You are here:Home/Research/ Mellon Initiatives/ Mellon Initiative in Urban Landscape Studies/ Midday Dialogues/ Landscapes of Segregation: Race, Recreation, and Resistance in Modern America

Landscapes of Segregation: Race, Recreation, and Resistance in Modern America

February 20, 2019 | Victoria W. Wolcott

All-white swimming pool at Glen Echo Amusement Park, Maryland, 1943
All-white swimming pool at Glen Echo Amusement Park, Maryland, 1943 (photo courtesy of the Library of Congress, Prints & Photographs Division, FSA/OWI Collection)

In recent years there has been a tremendous nostalgia for urban recreation of the early and mid-twentieth century. Old wooden roller coasters, lavish swimming pools, and swinging dance halls have been celebrated in documentary films and other forms of public history. Rarely, however, do these public depictions of the past highlight the racial exclusion on which recreation was premised. That exclusion was primarily enforced by white violence: on urban beachfronts, playgrounds, and commercial facilities like roller skating rinks and amusement parks. The incongruity of such violence coupled with images of families at play has hidden this history of racial struggle in recreational spaces, North and South. This talk will explore the history of recreational segregation and its legacy for modern America.

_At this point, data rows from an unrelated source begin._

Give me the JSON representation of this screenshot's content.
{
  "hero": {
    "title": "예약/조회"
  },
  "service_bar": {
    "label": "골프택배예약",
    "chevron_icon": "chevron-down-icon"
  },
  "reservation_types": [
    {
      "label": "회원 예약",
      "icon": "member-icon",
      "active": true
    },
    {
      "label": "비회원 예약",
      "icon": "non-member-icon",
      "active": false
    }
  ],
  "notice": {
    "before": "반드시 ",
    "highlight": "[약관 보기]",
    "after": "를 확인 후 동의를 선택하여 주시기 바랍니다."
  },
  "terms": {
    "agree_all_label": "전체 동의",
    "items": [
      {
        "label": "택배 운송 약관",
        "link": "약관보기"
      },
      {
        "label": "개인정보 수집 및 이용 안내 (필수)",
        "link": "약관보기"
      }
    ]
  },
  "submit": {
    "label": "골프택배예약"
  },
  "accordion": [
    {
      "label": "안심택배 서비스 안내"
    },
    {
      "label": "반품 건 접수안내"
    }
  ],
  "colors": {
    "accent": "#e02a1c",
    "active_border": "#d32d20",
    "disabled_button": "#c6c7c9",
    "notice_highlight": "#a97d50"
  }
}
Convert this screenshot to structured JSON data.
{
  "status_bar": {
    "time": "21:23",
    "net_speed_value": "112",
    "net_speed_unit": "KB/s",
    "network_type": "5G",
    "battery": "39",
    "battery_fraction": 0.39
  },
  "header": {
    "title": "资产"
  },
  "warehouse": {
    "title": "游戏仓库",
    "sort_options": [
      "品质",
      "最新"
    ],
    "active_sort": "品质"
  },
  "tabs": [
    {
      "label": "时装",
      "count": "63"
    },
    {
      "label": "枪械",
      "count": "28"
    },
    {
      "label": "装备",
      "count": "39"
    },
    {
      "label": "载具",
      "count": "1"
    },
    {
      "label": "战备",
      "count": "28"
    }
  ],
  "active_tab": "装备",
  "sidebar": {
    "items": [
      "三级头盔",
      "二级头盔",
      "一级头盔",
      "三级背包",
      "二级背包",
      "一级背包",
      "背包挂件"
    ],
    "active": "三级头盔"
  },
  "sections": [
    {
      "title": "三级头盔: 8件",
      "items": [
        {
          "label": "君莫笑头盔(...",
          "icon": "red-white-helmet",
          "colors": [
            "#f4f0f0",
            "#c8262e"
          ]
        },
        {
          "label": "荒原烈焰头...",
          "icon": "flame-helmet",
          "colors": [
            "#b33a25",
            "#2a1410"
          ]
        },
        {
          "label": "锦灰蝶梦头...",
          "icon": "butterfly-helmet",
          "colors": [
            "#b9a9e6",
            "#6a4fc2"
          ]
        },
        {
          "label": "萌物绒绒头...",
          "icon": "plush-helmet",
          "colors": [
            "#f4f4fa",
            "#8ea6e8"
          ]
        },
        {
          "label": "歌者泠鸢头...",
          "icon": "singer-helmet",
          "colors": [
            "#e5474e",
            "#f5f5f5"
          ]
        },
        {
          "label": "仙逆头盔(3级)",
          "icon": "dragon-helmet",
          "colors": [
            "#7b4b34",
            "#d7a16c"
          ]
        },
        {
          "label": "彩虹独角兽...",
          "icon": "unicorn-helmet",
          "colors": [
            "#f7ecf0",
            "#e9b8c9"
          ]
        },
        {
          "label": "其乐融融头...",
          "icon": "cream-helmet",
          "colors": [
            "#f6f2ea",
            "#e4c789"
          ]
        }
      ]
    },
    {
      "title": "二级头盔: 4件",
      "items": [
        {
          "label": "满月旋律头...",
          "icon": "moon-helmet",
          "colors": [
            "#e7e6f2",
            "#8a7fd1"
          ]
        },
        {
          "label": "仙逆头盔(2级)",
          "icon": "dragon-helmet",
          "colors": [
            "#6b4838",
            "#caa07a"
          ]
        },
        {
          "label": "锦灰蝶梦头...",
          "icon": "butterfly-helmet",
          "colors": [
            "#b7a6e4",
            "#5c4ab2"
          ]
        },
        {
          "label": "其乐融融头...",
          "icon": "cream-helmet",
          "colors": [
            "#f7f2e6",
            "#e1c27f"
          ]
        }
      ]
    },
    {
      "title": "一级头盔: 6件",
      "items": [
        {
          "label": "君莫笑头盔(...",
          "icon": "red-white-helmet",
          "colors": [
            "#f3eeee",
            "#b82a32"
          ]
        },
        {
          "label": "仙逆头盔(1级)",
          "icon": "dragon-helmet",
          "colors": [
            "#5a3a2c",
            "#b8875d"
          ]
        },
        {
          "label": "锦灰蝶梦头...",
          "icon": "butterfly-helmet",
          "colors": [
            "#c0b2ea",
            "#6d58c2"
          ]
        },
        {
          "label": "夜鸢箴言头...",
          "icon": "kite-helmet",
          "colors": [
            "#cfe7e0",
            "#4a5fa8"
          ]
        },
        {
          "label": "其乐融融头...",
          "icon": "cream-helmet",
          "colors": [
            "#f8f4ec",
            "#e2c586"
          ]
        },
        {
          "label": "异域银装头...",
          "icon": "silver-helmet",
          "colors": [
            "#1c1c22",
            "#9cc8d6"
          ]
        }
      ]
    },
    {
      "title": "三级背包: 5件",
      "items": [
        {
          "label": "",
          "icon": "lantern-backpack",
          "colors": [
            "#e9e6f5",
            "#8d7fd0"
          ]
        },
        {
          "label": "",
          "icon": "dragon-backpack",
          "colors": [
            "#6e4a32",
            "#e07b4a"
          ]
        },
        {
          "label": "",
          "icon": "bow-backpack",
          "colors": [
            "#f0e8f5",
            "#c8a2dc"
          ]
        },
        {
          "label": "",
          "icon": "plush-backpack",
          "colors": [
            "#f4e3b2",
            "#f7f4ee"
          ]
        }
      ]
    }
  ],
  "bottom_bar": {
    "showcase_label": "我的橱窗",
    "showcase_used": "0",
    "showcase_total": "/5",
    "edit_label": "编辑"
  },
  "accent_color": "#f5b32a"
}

Victoria W. Wolcott is professor of history at the University at Buffalo, SUNY. Her first book, published in 2001, was Remaking Respectability: African-American Women in Interwar Detroit. In 2012, Wolcott published a second book, Race, Riots, and Roller Coasters: The Struggle Over Segregated Recreation in America. In addition, she has published articles in The Journal of American History, The Radical History Review, and the Journal of Women’s History, among others. Her current book project is Living in the Future: The Utopian Strain in the Long Civil Rights Movement, which explores the role of interracial pacifist communities in the civil rights movement.